We describe 60 women referred to our clinic dedicated to thyroid disease in pregnancy for HG and abnormal thyroid tests (TSH <0.1 mUI/l or on thyroid medication). First assessment usually occurred during the first trimester. We collected information on: personal and family medical history, obstetrical past, clinical presentation and treatment. Thyroid assessment included a hormonal and antithyroid antibody screening, and a thyroid ultrasound (see methods in reference 12). Thyroid tests were repeated at the second and third trimester, and in post-partum, when appropriate or possible. We recorded also the term at delivery, gender and weight of the newborn, mode of delivery.
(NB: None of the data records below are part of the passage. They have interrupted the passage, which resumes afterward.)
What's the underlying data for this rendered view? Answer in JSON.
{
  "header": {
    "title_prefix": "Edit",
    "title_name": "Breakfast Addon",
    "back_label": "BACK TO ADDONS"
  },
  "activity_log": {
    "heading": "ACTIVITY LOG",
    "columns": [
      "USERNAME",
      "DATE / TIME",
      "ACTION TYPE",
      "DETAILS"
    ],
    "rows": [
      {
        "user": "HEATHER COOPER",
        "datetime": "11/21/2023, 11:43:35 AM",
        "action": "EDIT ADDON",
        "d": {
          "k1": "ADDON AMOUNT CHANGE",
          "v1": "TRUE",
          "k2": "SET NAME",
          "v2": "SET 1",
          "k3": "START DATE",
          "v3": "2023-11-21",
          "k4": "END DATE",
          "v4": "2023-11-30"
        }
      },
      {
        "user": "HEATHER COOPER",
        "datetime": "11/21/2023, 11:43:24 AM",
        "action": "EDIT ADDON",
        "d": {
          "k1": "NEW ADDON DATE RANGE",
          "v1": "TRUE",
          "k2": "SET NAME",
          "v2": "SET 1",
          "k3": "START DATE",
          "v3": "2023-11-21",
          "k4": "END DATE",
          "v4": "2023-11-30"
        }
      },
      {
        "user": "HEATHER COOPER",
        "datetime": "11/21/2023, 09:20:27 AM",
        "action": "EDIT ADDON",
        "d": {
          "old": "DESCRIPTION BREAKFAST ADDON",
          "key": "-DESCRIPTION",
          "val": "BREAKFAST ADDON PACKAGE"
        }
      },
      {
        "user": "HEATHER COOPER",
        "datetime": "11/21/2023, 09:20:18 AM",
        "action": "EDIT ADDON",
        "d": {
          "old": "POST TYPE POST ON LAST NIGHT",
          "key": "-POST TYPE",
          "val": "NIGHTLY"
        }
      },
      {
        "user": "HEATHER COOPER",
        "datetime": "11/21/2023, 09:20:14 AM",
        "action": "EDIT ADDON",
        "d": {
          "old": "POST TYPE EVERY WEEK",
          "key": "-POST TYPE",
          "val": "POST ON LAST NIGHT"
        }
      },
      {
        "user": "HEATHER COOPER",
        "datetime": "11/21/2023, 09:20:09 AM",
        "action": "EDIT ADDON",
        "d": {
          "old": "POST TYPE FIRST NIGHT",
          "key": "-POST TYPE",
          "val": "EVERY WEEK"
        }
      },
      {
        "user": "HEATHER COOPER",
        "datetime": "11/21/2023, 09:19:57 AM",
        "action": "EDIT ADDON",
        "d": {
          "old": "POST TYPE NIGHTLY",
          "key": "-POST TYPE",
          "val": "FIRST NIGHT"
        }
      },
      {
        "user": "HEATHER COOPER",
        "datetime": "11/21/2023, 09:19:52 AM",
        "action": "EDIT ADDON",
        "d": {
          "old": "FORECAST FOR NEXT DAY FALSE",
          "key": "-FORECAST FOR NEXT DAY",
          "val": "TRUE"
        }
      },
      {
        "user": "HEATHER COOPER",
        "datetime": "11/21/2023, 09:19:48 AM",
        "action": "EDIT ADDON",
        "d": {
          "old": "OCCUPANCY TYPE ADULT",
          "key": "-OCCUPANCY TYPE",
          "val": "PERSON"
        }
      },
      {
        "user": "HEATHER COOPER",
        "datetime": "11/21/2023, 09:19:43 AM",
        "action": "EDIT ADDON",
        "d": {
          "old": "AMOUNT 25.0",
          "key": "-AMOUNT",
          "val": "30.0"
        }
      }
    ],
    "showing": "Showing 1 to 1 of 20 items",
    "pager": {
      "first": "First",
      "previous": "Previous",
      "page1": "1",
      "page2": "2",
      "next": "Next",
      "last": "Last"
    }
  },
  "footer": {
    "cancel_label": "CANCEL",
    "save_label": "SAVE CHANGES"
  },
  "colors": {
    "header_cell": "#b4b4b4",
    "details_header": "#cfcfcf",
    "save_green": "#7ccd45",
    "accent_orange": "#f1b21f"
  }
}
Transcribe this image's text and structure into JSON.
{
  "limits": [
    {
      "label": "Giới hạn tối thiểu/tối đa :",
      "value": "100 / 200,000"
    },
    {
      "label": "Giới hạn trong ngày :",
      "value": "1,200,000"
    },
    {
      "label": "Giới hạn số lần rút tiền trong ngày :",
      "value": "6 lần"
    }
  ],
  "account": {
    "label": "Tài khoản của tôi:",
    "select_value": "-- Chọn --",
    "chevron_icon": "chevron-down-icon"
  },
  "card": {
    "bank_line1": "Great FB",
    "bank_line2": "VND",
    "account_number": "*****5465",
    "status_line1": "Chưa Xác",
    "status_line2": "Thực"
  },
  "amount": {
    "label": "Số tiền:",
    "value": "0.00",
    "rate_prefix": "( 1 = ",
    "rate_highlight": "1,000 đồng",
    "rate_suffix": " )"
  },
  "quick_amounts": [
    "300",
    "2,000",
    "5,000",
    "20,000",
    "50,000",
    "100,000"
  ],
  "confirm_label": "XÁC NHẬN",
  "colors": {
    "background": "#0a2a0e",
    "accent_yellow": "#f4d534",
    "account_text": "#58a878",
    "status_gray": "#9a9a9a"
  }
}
As previously described [12], free T4 (FT4), free T3 (fT3), TSH, hCG, Anti-Thyroperoxidase (TPO) and anti-Thyroglobulin (Tg) antibodies were measured by chemiluminescence (ADVIA Centaur, Siemens Healthcare Diagnostics, France), and anti-TSH receptor antibodies by radio immunologic assay (Brahms Thermo Fisher, Germany). Reference ranges were established in our laboratory for fT4 and TSH during the first trimester of pregnancy (2.5 and 97.5 percentiles): fT4 11.3-19.23 pmol/l and TSH 0.1-3.23 mUI/l. The other reference ranges were provided by the manufacturer outside pregnancy: fT3 3.0-7.0 pmol/l; anti-TPO antibodies <60 UI/l, antithyroglobulin <60UI/l, anti TSH receptor<1.5UI/l.

Statistical analysis

Quantitative variables are expressed as medians and range. Qualitative variables are expressed as counts and percentages.


Clinical characteristics are shown on (Table 1). Half the women were nulliparous. Among the women with previous pregnancies, 77% reported a personal history of HG, and 61% a family history of HG. Nine women had twin pregnancies. Eight pregnancies (13%) were induced by medically assisted procreation techniques. The mean loss of weight was 10.6% (standard deviation 5.3%, max 22.9%). 24 (40%) women needed one or more hospitalizations for rehydration and conservative care. Hypokaliemia was common (31.6%), often requiring IV supplementation. 15 women had digestive complications (eight liver abnormalities and eight pancreatitis, including two symptomatic cases). A personal history of thyroid disease was found in 14 women (two Graves’ disease, five hypothyroidisms, including one after total thyroidectomy for thyroid cancer and one after lobectomy for nodule, one postpartum thyroiditis with transient hypothyroidism -untreated at first visit-, and six nodules known before pregnancy).